Cinderella manages to attend the ball, where she has another assignation with Prince Charming, who she still believes to be a mere apprentice. However, she must prematurely leave the affair before the stroke of midnight. That’s when her coach reverts to a pumpkin. In her hasty departure, she accidentally leaves behind one of her glass slippers. Intent upon tracking down Cinderella, the prince organizes a search for the woman whose foot will fit the glass slipper.
This “Cinderella” is plagued by a screenplay by Chris Weitz, who co-wrote the screenplay for “American Pie” with his brother. It’s a curious background for someone tapped to write the screenplay for a beloved fairy tale. “Frozen” offered a heroine with decidedly feminist proclivities. Last year’s “Maleficent,” starring Angelina Jolie, offered a revisionist version of the Snow White. By contrast, Weitz seems trapped in an anachronistic vision of the subject matter.

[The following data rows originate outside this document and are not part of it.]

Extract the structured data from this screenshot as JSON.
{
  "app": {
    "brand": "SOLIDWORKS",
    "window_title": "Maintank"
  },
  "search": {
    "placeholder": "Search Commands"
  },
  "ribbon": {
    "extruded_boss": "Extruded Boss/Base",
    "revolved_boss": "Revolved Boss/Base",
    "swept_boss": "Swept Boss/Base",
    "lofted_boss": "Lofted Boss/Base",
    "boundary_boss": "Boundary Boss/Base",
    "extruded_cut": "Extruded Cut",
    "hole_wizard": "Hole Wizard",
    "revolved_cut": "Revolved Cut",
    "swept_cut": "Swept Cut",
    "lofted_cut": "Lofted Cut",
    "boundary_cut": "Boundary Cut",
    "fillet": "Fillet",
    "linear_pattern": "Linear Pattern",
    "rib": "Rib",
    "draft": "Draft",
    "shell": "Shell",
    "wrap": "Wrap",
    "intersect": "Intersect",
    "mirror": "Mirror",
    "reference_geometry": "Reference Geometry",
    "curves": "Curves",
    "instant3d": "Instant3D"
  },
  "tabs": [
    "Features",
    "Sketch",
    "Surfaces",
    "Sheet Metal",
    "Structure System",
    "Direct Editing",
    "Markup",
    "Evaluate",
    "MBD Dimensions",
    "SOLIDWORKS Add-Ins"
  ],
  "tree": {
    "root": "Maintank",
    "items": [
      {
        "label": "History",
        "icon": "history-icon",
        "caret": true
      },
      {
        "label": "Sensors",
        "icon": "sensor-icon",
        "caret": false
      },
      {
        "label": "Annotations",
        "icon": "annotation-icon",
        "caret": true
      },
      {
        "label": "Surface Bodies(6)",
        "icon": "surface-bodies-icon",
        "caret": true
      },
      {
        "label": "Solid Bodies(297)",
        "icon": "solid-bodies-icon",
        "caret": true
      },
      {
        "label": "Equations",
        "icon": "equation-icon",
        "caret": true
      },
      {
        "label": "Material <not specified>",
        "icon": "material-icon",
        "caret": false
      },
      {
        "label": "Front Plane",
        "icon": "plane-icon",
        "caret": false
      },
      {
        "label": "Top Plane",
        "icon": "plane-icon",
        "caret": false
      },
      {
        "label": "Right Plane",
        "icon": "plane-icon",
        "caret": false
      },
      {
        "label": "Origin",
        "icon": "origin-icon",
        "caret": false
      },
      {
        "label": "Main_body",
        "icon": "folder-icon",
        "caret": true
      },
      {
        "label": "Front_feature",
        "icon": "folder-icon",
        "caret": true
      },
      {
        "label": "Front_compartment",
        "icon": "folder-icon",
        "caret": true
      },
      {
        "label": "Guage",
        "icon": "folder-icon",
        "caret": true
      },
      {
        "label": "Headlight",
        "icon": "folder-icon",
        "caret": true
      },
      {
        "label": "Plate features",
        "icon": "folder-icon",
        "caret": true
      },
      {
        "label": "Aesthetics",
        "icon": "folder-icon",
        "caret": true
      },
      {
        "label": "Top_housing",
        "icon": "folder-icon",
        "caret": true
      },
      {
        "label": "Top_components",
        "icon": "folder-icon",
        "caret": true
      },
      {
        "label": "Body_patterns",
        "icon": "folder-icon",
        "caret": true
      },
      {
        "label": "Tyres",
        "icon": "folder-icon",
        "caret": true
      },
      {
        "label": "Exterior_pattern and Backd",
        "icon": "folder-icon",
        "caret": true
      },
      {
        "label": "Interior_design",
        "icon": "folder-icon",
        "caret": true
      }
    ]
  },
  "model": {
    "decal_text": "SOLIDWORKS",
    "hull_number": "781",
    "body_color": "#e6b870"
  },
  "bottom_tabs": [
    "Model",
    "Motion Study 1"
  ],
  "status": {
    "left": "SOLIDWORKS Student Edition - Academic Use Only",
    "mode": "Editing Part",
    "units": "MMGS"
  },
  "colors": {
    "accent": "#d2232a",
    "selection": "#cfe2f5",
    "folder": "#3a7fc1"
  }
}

Mark Romanek (“One Hour Photo,” “Never Let Me Go”) was originally scheduled to direct this film. However, his approach was considered unduly dark by Disney executives. He was replaced by Kenneth Branagh, who provides a more tonally positive end product.
The casting is also problematic. In the eponymous role, Lily James is totally pleasant. However, she lacks the screen presence to carry a feature film. Her male counter-point, Richard Madden, is altogether bland. They are eclipsed by members of the supporting cast, particularly Cate Blanchett and Helena Bonham Carter.
Another supporting player should be singled out for recognition. As Captain of the Guard, Nonso Anozie, is superb. An actor of Nigerian parentage, he is one of the only non-whites in the entire cast. At 6’6” and 250 pounds, he cuts an imposing figure. This is enhanced by the euphonious diction provided by Anozie, who is a trained Shakespearean actor. Despite severely truncated screen time, Anozie makes a lasting impression.
The film boasts extraordinary production values. Costume designer, Sandy Powell, has already won three Academy Awards for her contributions to other films. She began sketching designs for costumes two years before principal photography commenced in 2013. Similarly, Dante Ferretti has won three Oscars for best art direction. Once again, he provides an eye-popping production design.
For all of its beautiful costumes and other top-notch technical aspects, the film’s narrative fails to capture the magic of Uncle Walt’s prior version. This new live action “Cinderella” just isn’t animated enough.
** ½ PG (for mild thematic elements) 112 minutes
Nathan Lerner sees over 200 feature films a year. He welcomes feedback at firstname.lastname@example.org.